◆ **TRY IT**
Restate the full set of records exactly, without adding or dropping a word.

- - -

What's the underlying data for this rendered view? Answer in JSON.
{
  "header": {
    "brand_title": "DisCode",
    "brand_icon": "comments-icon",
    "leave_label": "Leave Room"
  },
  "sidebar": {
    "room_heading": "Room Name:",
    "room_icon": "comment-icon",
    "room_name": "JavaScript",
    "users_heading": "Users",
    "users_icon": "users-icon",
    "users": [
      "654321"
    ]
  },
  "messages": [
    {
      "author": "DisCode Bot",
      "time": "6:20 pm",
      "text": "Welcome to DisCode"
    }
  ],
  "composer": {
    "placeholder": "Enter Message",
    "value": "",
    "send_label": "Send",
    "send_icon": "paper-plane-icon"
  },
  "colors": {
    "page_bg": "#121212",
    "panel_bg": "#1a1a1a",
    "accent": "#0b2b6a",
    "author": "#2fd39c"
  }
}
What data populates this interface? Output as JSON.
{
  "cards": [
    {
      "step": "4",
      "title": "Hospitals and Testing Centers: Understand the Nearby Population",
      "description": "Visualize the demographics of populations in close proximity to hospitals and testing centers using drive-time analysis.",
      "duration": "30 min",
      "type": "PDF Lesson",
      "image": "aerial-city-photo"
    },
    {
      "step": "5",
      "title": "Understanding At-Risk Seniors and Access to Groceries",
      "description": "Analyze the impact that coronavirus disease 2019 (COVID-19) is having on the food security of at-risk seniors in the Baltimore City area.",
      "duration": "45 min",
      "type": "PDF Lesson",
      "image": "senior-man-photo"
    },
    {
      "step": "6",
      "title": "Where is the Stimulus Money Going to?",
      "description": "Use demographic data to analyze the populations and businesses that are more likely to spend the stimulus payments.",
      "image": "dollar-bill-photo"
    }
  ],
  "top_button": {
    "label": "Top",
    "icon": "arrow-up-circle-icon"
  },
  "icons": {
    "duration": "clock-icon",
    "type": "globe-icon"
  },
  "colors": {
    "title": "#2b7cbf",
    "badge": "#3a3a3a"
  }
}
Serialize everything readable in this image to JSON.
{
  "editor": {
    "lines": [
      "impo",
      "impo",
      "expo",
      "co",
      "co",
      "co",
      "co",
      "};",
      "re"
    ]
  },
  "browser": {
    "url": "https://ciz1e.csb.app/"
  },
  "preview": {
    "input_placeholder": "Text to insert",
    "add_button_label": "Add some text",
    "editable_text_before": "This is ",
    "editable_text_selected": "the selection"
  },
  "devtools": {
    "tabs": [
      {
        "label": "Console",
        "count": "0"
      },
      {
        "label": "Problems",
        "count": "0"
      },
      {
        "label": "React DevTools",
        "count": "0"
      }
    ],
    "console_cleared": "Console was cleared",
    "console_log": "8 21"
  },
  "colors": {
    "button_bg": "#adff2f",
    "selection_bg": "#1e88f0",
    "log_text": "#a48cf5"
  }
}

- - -

◆ **REPLY**
What's the underlying data for this rendered view? Answer in JSON.
{
  "header": {
    "brand_title": "DisCode",
    "brand_icon": "comments-icon",
    "leave_label": "Leave Room"
  },
  "sidebar": {
    "room_heading": "Room Name:",
    "room_icon": "comment-icon",
    "room_name": "JavaScript",
    "users_heading": "Users",
    "users_icon": "users-icon",
    "users": [
      "654321"
    ]
  },
  "messages": [
    {
      "author": "DisCode Bot",
      "time": "6:20 pm",
      "text": "Welcome to DisCode"
    }
  ],
  "composer": {
    "placeholder": "Enter Message",
    "value": "",
    "send_label": "Send",
    "send_icon": "paper-plane-icon"
  },
  "colors": {
    "page_bg": "#121212",
    "panel_bg": "#1a1a1a",
    "accent": "#0b2b6a",
    "author": "#2fd39c"
  }
}
What data populates this interface? Output as JSON.
{
  "cards": [
    {
      "step": "4",
      "title": "Hospitals and Testing Centers: Understand the Nearby Population",
      "description": "Visualize the demographics of populations in close proximity to hospitals and testing centers using drive-time analysis.",
      "duration": "30 min",
      "type": "PDF Lesson",
      "image": "aerial-city-photo"
    },
    {
      "step": "5",
      "title": "Understanding At-Risk Seniors and Access to Groceries",
      "description": "Analyze the impact that coronavirus disease 2019 (COVID-19) is having on the food security of at-risk seniors in the Baltimore City area.",
      "duration": "45 min",
      "type": "PDF Lesson",
      "image": "senior-man-photo"
    },
    {
      "step": "6",
      "title": "Where is the Stimulus Money Going to?",
      "description": "Use demographic data to analyze the populations and businesses that are more likely to spend the stimulus payments.",
      "image": "dollar-bill-photo"
    }
  ],
  "top_button": {
    "label": "Top",
    "icon": "arrow-up-circle-icon"
  },
  "icons": {
    "duration": "clock-icon",
    "type": "globe-icon"
  },
  "colors": {
    "title": "#2b7cbf",
    "badge": "#3a3a3a"
  }
}
Serialize everything readable in this image to JSON.
{
  "editor": {
    "lines": [
      "impo",
      "impo",
      "expo",
      "co",
      "co",
      "co",
      "co",
      "};",
      "re"
    ]
  },
  "browser": {
    "url": "https://ciz1e.csb.app/"
  },
  "preview": {
    "input_placeholder": "Text to insert",
    "add_button_label": "Add some text",
    "editable_text_before": "This is ",
    "editable_text_selected": "the selection"
  },
  "devtools": {
    "tabs": [
      {
        "label": "Console",
        "count": "0"
      },
      {
        "label": "Problems",
        "count": "0"
      },
      {
        "label": "React DevTools",
        "count": "0"
      }
    ],
    "console_cleared": "Console was cleared",
    "console_log": "8 21"
  },
  "colors": {
    "button_bg": "#adff2f",
    "selection_bg": "#1e88f0",
    "log_text": "#a48cf5"
  }
}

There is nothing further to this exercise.